# How to complete this task
The answer must be the full listing, restated word for word.

# Information supplied

▽

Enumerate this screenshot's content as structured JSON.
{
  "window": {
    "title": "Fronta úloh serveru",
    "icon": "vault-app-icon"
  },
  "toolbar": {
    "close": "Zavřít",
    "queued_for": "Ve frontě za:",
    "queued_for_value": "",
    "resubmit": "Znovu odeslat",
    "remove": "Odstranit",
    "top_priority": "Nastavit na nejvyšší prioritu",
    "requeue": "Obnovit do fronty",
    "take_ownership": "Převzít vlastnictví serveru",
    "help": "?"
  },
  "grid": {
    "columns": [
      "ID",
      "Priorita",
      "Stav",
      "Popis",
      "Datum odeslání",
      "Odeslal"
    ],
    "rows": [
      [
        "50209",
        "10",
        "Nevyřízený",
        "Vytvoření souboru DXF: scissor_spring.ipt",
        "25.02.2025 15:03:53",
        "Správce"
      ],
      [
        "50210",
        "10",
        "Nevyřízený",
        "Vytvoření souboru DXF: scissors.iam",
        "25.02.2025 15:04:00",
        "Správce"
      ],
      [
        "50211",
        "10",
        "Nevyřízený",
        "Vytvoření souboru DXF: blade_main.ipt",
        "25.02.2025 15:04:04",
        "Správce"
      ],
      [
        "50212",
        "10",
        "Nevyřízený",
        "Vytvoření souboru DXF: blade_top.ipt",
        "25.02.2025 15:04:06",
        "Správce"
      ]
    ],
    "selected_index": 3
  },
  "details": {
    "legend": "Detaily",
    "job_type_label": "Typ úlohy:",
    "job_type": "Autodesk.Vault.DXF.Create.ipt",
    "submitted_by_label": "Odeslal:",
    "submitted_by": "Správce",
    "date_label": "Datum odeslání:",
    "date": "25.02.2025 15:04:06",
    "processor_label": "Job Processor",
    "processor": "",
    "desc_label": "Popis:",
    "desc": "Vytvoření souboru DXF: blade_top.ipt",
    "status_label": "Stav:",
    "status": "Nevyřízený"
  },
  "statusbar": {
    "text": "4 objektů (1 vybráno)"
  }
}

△

# Solution to the exercise
Enumerate this screenshot's content as structured JSON.
{
  "window": {
    "title": "Fronta úloh serveru",
    "icon": "vault-app-icon"
  },
  "toolbar": {
    "close": "Zavřít",
    "queued_for": "Ve frontě za:",
    "queued_for_value": "",
    "resubmit": "Znovu odeslat",
    "remove": "Odstranit",
    "top_priority": "Nastavit na nejvyšší prioritu",
    "requeue": "Obnovit do fronty",
    "take_ownership": "Převzít vlastnictví serveru",
    "help": "?"
  },
  "grid": {
    "columns": [
      "ID",
      "Priorita",
      "Stav",
      "Popis",
      "Datum odeslání",
      "Odeslal"
    ],
    "rows": [
      [
        "50209",
        "10",
        "Nevyřízený",
        "Vytvoření souboru DXF: scissor_spring.ipt",
        "25.02.2025 15:03:53",
        "Správce"
      ],
      [
        "50210",
        "10",
        "Nevyřízený",
        "Vytvoření souboru DXF: scissors.iam",
        "25.02.2025 15:04:00",
        "Správce"
      ],
      [
        "50211",
        "10",
        "Nevyřízený",
        "Vytvoření souboru DXF: blade_main.ipt",
        "25.02.2025 15:04:04",
        "Správce"
      ],
      [
        "50212",
        "10",
        "Nevyřízený",
        "Vytvoření souboru DXF: blade_top.ipt",
        "25.02.2025 15:04:06",
        "Správce"
      ]
    ],
    "selected_index": 3
  },
  "details": {
    "legend": "Detaily",
    "job_type_label": "Typ úlohy:",
    "job_type": "Autodesk.Vault.DXF.Create.ipt",
    "submitted_by_label": "Odeslal:",
    "submitted_by": "Správce",
    "date_label": "Datum odeslání:",
    "date": "25.02.2025 15:04:06",
    "processor_label": "Job Processor",
    "processor": "",
    "desc_label": "Popis:",
    "desc": "Vytvoření souboru DXF: blade_top.ipt",
    "status_label": "Stav:",
    "status": "Nevyřízený"
  },
  "statusbar": {
    "text": "4 objektů (1 vybráno)"
  }
}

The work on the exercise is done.